(Dataset rows for apps and sites)
::::
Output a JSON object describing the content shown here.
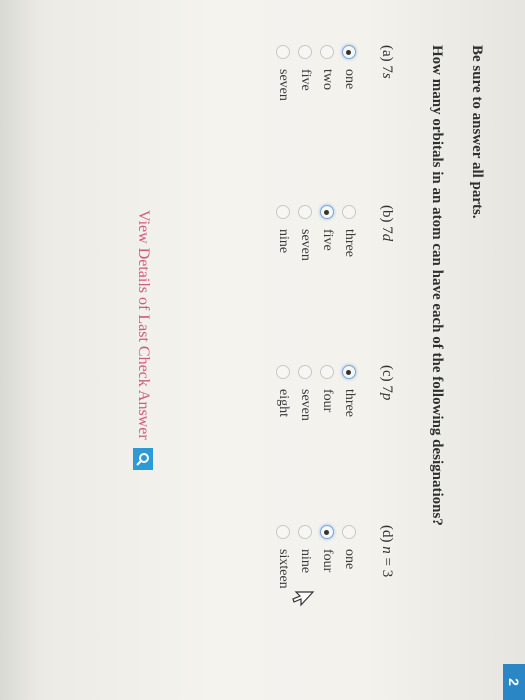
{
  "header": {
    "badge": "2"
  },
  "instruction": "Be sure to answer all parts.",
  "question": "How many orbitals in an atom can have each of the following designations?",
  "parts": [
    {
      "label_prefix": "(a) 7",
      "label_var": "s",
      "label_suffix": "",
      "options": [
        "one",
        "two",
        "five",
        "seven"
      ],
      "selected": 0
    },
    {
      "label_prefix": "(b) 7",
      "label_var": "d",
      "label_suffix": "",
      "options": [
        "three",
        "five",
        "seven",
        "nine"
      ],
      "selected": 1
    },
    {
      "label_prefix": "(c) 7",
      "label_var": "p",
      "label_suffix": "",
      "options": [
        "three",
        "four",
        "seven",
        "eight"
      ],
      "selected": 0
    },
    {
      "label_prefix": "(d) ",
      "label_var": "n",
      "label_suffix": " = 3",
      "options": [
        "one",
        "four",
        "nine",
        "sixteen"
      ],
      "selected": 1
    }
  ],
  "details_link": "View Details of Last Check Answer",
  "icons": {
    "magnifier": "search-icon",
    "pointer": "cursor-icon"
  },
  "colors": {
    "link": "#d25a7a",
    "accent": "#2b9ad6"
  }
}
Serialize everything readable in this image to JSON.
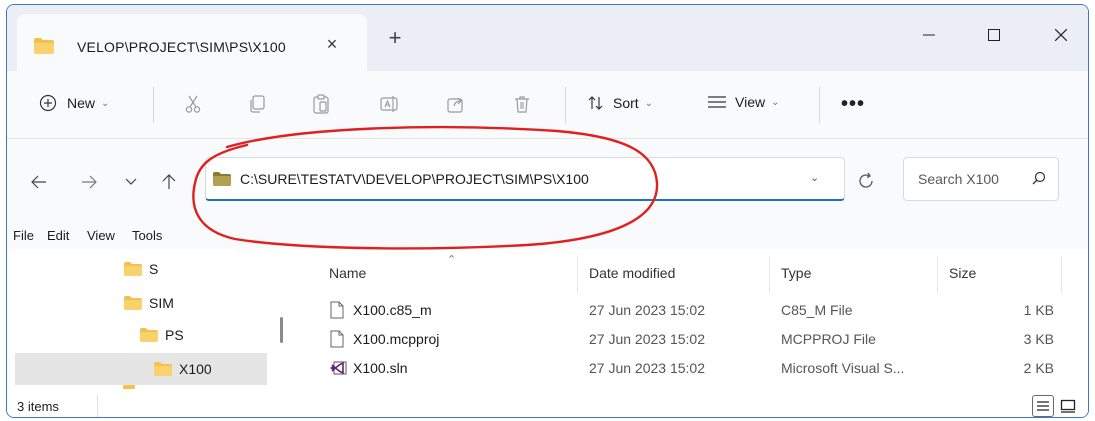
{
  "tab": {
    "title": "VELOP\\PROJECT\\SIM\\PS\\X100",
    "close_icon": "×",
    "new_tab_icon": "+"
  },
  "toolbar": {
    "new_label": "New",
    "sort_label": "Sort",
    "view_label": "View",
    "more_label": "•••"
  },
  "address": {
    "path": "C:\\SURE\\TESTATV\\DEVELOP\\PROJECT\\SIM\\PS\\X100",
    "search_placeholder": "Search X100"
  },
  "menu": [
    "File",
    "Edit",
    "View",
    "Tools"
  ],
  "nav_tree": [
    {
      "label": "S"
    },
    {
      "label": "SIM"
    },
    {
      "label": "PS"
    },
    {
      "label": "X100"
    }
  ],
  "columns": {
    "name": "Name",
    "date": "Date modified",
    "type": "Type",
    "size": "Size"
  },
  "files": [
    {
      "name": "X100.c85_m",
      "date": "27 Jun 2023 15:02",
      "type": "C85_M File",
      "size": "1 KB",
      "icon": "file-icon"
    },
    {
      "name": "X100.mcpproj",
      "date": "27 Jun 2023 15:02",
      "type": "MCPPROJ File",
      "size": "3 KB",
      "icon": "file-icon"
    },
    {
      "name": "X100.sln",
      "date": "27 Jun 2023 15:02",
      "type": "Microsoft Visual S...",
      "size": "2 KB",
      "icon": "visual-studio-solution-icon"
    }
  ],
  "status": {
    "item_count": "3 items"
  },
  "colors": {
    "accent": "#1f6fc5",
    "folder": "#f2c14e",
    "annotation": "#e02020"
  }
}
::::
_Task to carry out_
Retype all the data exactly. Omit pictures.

_Result of the task_
Output a JSON object describing the content shown here.
{
  "header": {
    "badge": "2"
  },
  "instruction": "Be sure to answer all parts.",
  "question": "How many orbitals in an atom can have each of the following designations?",
  "parts": [
    {
      "label_prefix": "(a) 7",
      "label_var": "s",
      "label_suffix": "",
      "options": [
        "one",
        "two",
        "five",
        "seven"
      ],
      "selected": 0
    },
    {
      "label_prefix": "(b) 7",
      "label_var": "d",
      "label_suffix": "",
      "options": [
        "three",
        "five",
        "seven",
        "nine"
      ],
      "selected": 1
    },
    {
      "label_prefix": "(c) 7",
      "label_var": "p",
      "label_suffix": "",
      "options": [
        "three",
        "four",
        "seven",
        "eight"
      ],
      "selected": 0
    },
    {
      "label_prefix": "(d) ",
      "label_var": "n",
      "label_suffix": " = 3",
      "options": [
        "one",
        "four",
        "nine",
        "sixteen"
      ],
      "selected": 1
    }
  ],
  "details_link": "View Details of Last Check Answer",
  "icons": {
    "magnifier": "search-icon",
    "pointer": "cursor-icon"
  },
  "colors": {
    "link": "#d25a7a",
    "accent": "#2b9ad6"
  }
}
Serialize everything readable in this image to JSON.
{
  "tab": {
    "title": "VELOP\\PROJECT\\SIM\\PS\\X100",
    "close_icon": "×",
    "new_tab_icon": "+"
  },
  "toolbar": {
    "new_label": "New",
    "sort_label": "Sort",
    "view_label": "View",
    "more_label": "•••"
  },
  "address": {
    "path": "C:\\SURE\\TESTATV\\DEVELOP\\PROJECT\\SIM\\PS\\X100",
    "search_placeholder": "Search X100"
  },
  "menu": [
    "File",
    "Edit",
    "View",
    "Tools"
  ],
  "nav_tree": [
    {
      "label": "S"
    },
    {
      "label": "SIM"
    },
    {
      "label": "PS"
    },
    {
      "label": "X100"
    }
  ],
  "columns": {
    "name": "Name",
    "date": "Date modified",
    "type": "Type",
    "size": "Size"
  },
  "files": [
    {
      "name": "X100.c85_m",
      "date": "27 Jun 2023 15:02",
      "type": "C85_M File",
      "size": "1 KB",
      "icon": "file-icon"
    },
    {
      "name": "X100.mcpproj",
      "date": "27 Jun 2023 15:02",
      "type": "MCPPROJ File",
      "size": "3 KB",
      "icon": "file-icon"
    },
    {
      "name": "X100.sln",
      "date": "27 Jun 2023 15:02",
      "type": "Microsoft Visual S...",
      "size": "2 KB",
      "icon": "visual-studio-solution-icon"
    }
  ],
  "status": {
    "item_count": "3 items"
  },
  "colors": {
    "accent": "#1f6fc5",
    "folder": "#f2c14e",
    "annotation": "#e02020"
  }
}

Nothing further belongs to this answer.